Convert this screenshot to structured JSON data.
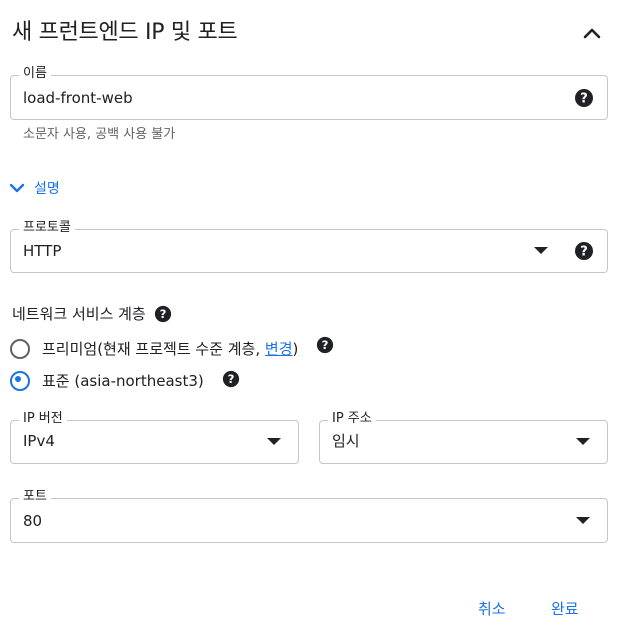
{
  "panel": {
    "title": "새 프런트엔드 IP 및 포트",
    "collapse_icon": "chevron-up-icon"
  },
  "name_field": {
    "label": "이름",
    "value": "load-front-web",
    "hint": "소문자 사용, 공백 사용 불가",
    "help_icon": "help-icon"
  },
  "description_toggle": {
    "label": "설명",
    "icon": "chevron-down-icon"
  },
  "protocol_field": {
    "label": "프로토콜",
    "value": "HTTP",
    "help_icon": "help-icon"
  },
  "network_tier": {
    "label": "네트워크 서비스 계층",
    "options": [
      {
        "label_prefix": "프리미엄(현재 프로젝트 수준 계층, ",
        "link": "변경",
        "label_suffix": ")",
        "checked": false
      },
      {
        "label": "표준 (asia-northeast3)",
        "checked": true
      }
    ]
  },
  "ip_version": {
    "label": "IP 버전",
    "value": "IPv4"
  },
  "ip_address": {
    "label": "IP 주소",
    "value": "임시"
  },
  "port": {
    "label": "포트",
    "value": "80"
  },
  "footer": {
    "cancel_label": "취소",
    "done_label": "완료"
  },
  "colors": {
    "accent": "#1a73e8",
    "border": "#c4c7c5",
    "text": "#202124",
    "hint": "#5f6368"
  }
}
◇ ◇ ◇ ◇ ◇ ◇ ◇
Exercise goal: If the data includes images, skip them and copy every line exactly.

Result:
Convert this screenshot to structured JSON data.
{
  "panel": {
    "title": "새 프런트엔드 IP 및 포트",
    "collapse_icon": "chevron-up-icon"
  },
  "name_field": {
    "label": "이름",
    "value": "load-front-web",
    "hint": "소문자 사용, 공백 사용 불가",
    "help_icon": "help-icon"
  },
  "description_toggle": {
    "label": "설명",
    "icon": "chevron-down-icon"
  },
  "protocol_field": {
    "label": "프로토콜",
    "value": "HTTP",
    "help_icon": "help-icon"
  },
  "network_tier": {
    "label": "네트워크 서비스 계층",
    "options": [
      {
        "label_prefix": "프리미엄(현재 프로젝트 수준 계층, ",
        "link": "변경",
        "label_suffix": ")",
        "checked": false
      },
      {
        "label": "표준 (asia-northeast3)",
        "checked": true
      }
    ]
  },
  "ip_version": {
    "label": "IP 버전",
    "value": "IPv4"
  },
  "ip_address": {
    "label": "IP 주소",
    "value": "임시"
  },
  "port": {
    "label": "포트",
    "value": "80"
  },
  "footer": {
    "cancel_label": "취소",
    "done_label": "완료"
  },
  "colors": {
    "accent": "#1a73e8",
    "border": "#c4c7c5",
    "text": "#202124",
    "hint": "#5f6368"
  }
}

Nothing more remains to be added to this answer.